Now that it seems certain Sen. Barack Obama, barring some catastrophic occurrence, will be the first African American to carry a major party banner into the presidential election, will he persevere all the way to 1600 Pennsylvania Avenue?
Are Republicans falling in love with Hillary Clinton?
It sure looks that way. Rush Limbaugh has famously launched "Operation Chaos," urging GOP voters to cross party lines and vote for Clinton in Democratic primaries. His aim, of course, is to disrupt the nominating process and hurt Barack Obama's candidacy.
Barack Obama's march toward the Democratic presidential nomination picked up support from four more superdelegates Wednesday, pushing him ever closer to victory over Hillary Rodham Clinton — even as their primary marathon staggered on.
She added two superdelegates herself in what has become the last big contest as their race winds toward a finish.
There are just 217 delegates to be chosen in the final six primaries, and neither candidate can win enough of them to claim final victory. Meanwhile, 265 additional delegates — the party elders and other "superdelegates" — have yet to be claimed, and their support will be the deciding factor.
On television Tuesday, a presidential candidate I know well was blasting the Senate's "shabby treatment" of judicial nominees and basking in virtue for having voted to confirm presidential picks despite differences with their philosophies.

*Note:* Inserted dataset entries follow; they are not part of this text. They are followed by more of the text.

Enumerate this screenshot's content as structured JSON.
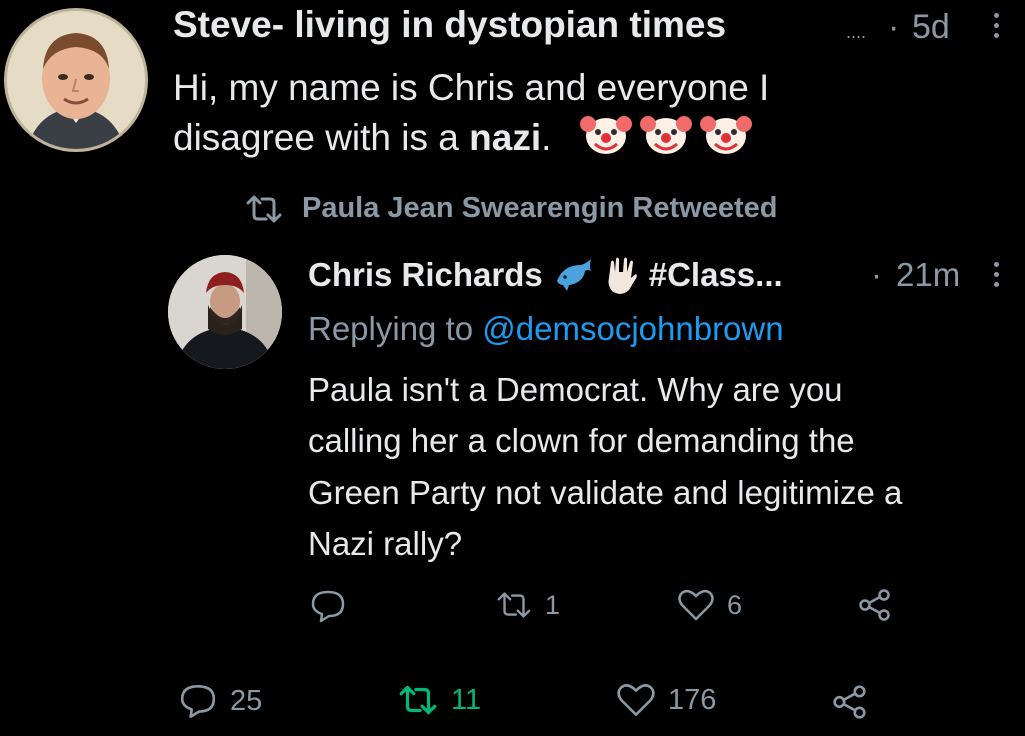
{
  "outer_tweet": {
    "author": "Steve- living in dystopian times",
    "ellipsis": "....",
    "separator": "·",
    "time": "5d",
    "text_line1": "Hi, my name is Chris and everyone I",
    "text_line2_a": "disagree with is a",
    "text_line2_bold": "nazi",
    "text_line2_end": ".",
    "emojis": [
      "clown-face",
      "clown-face",
      "clown-face"
    ],
    "actions": {
      "replies": "25",
      "retweets": "11",
      "likes": "176"
    },
    "colors": {
      "retweet_active": "#00ba7c"
    }
  },
  "retweet_banner": {
    "text": "Paula Jean Swearengin Retweeted"
  },
  "quoted_tweet": {
    "author": "Chris Richards",
    "author_emojis": [
      "dolphin",
      "vulcan-salute"
    ],
    "author_tag": "#Class...",
    "separator": "·",
    "time": "21m",
    "replying_prefix": "Replying to",
    "replying_handle": "@demsocjohnbrown",
    "text_lines": [
      "Paula isn't a Democrat. Why are you",
      "calling her a clown for demanding the",
      "Green Party not validate and legitimize a",
      "Nazi rally?"
    ],
    "actions": {
      "replies": "",
      "retweets": "1",
      "likes": "6"
    },
    "colors": {
      "link": "#1d9bf0"
    }
  }
}
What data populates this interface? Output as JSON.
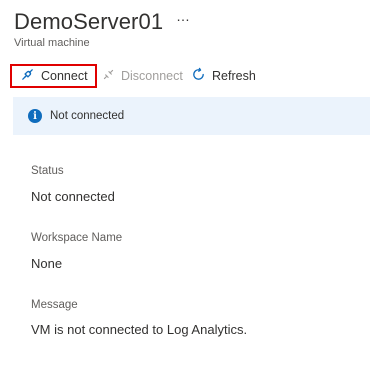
{
  "header": {
    "title": "DemoServer01",
    "more": "…",
    "subtitle": "Virtual machine"
  },
  "toolbar": {
    "connect_label": "Connect",
    "disconnect_label": "Disconnect",
    "refresh_label": "Refresh"
  },
  "banner": {
    "icon": "info-icon",
    "text": "Not connected"
  },
  "fields": {
    "status": {
      "label": "Status",
      "value": "Not connected"
    },
    "workspace": {
      "label": "Workspace Name",
      "value": "None"
    },
    "message": {
      "label": "Message",
      "value": "VM is not connected to Log Analytics."
    }
  },
  "colors": {
    "accent": "#0f6cbd",
    "highlight": "#e00000",
    "banner_bg": "#ebf3fc"
  }
}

Barack Obama took a big stride towards the Democratic presidential nomination Tuesday with a thumping victory over Hillary Clinton in North Carolina, while she eked out a wafer-thin win in Indiana.
Well after midnight, hours after they declared the North Carolina result, US networks said the former first lady had taken Indiana by a few thousand votes for a victory margin of 51 percent to 49 percent.
In North Carolina, Obama romped home by 56 percent to 42, and used his victory speech here to cast himself as the Democrats' heir apparent for the November election against Republican John McCain.
"This fall we intend to march forward as one Democratic party united by a common vision for this country because we all agree that at this defining moment in our history, a moment when we are facing two wars, an economy in turmoil, a planet in peril, a dream that feels like it's slipping away for too many Americans," he said.
Hillary Rodham Clinton's deflating split decision Tuesday took away her last best chance at the White House.
A resounding loss in North Carolina combined with a narrow victory in Indiana dented if not doomed her hopes of convincing superdelegates to disregard Obama's lead in delegates, states won and popular vote and nominate her.
Sen. Barack Obama won the most delegates in Tuesday's primaries, moving within 200 delegates of securing the Democratic nomination for president.
Obama won at least 94 delegates in the North Carolina and Indiana primaries, according to an analysis of election returns by The Associated Press. Sen. Hillary Rodham Clinton won at least 75 delegates, with 18 still to be awarded.
Polls have closed in the Indiana Democratic primary but the networks have declared the race between Barack Obama and Hillary Rodham Clinton is too early to call.
CBS news has called Indiana for Hillary Rodham Clinton. Other networks still call the race too early to call. Whatever the outcome, the vote tally is tightening.